The organization has three governing bodies that mandate the actions to be implemented by OIF members: Conference of the Heads of State and participating governments (Summit); Ministerial Conference (CMF) and Permanent Council (CPF).
The Summit brings together leaders of the organization for a summit every two years. The last summit was held in Madagascar in 2016; the next is in Armenia in 2018 and then in Tunisia in 2020.
The Ministerial Conference is a gathering of the organization's foreign ministers every year to ensure continuity of the Summits.
The Permanent Council gathers the designated ambassadors of the member countries; it is chaired by the Secretary-General and is under the authority of Ministerial Conference and is mandated to plan for the biannual Summits.
The organization’s strategic framework for the period 2015-2022, which provides long-term guidance to the various actors of La Francophonie, emphasizes four missions for promotion: The French language and, cultural and linguistic diversity; Peace, democracy and human rights; Education, training, higher education and research; Sustainable development and economic growth. The Strategic Framework also places women and youth at the center of La Francophonie’s actions, and identifies Africa as a priority continent.
Also, during their last Summit in Madagascar in November 2016, the OIF leaders adopted several resolutions, including exiting crises and promoting peace-building in the French-speaking world, as well as preventing violent radicalization and extremism. The organization also resolved to promote gender equality and the rights and empowerment of women and girls, as well as prevent child marriages, and discourage early and forced marriages. Resolutions were also adopted to invest in vocational and technical training, and in the health sector, so as to support shared growth in French-speaking nations. Providing clean and sustainable energy for all in Africa, developing the blue economy and decentralization and local development were other resolutions passed at the Madagascar Summit.
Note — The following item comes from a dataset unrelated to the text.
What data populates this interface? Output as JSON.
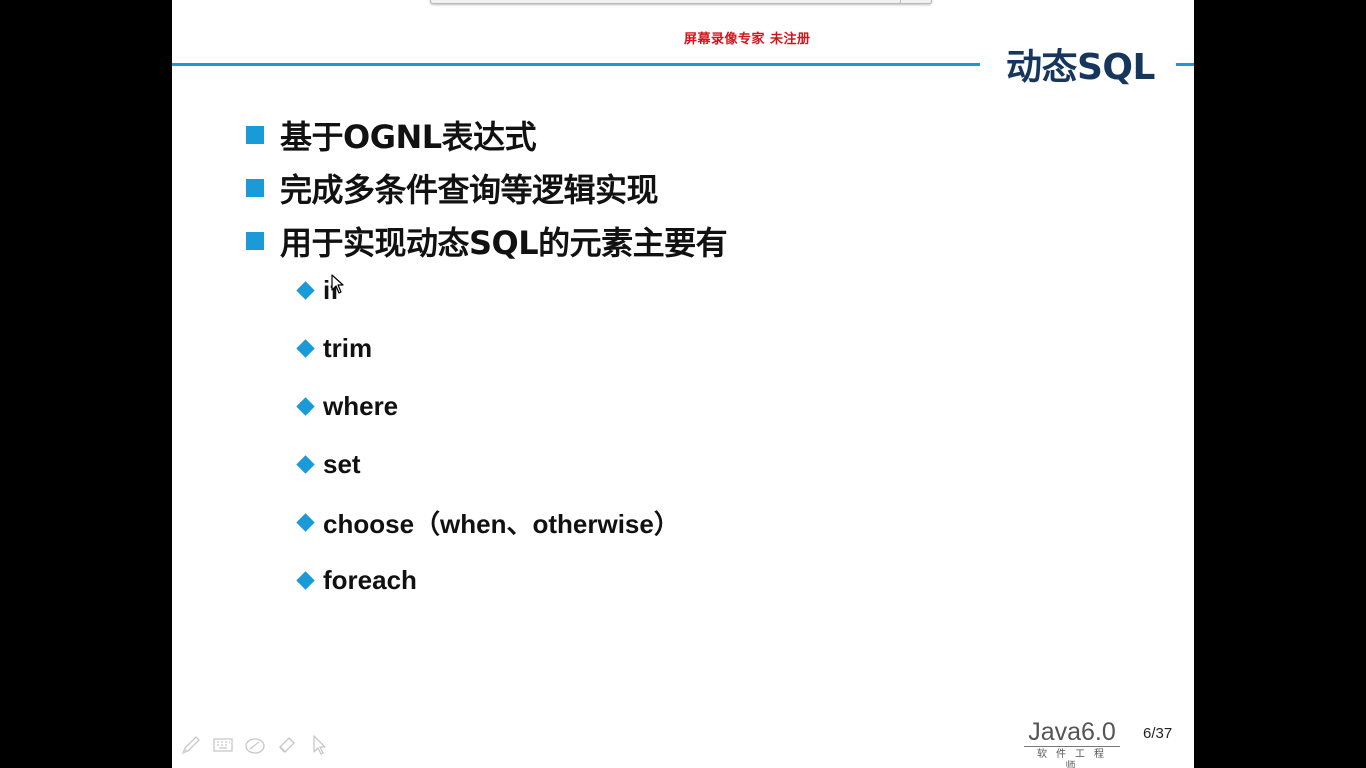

In addition to the three main institutions, the OIF also has an advisory body, the Parliamentary Assembly of La Francophonie (APF) and four operational institutions: International Association of Francophone Mayors (AIMF), TV5 Monde, Senghor University of Alexandria and Academic Agency of La Francophonie (AUF).
The APF is responsible for promoting democracy, the rule of law and respect for human rights among members, while the AUF is the main operator of the cultural, scientific, technical, economic and legal cooperation programs of La Francophonie.
The 58 Member States and Governments are:
Albania, Principality of Andorra, Armenia, Kingdom of Belgium, French Community of Belgium, Benin, Bulgaria, Burkina Faso, Burundi, Cambodia, Cameroon, Canada, Canada-New-Brunswick, Canada-Quebec, Cape Verde, Central African Republic, Chad, Comoros, Congo, Cyprus, Democratic Republic of the Congo, Djibouti, Dominica, Egypt, Equatorial Guinea, France, Gabon, Ghana, Greece, Guinea, Guinea-Bissau, Haiti, Ivory Coast, Laos, Lebanon, Luxembourg, former Yugoslav Republic of Macedonia, Madagascar, Mali, Morocco, Mauritius, Mauritania, Moldova, Monaco, Niger, Qatar, Romania, Rwanda, Saint Lucia, Säo Tomé and Principe, Senegal, Seychelles, Switzerland, Togo, Tunisia, Vanuatu, Vietnam.
The 23 Observers are:
Austria, Bosnia and Herzegovina, Costa Rica, Croatia, Czech Republic, Dominican Republic, Estonia, Georgia, Hungary, Kosovo, Latvia, Lithuania, Mexico, Montenegro, Mozambique, Poland, Serbia, Slovakia, Slovenia, Thailand, Ukraine, United Arab Emirates, Uruguay.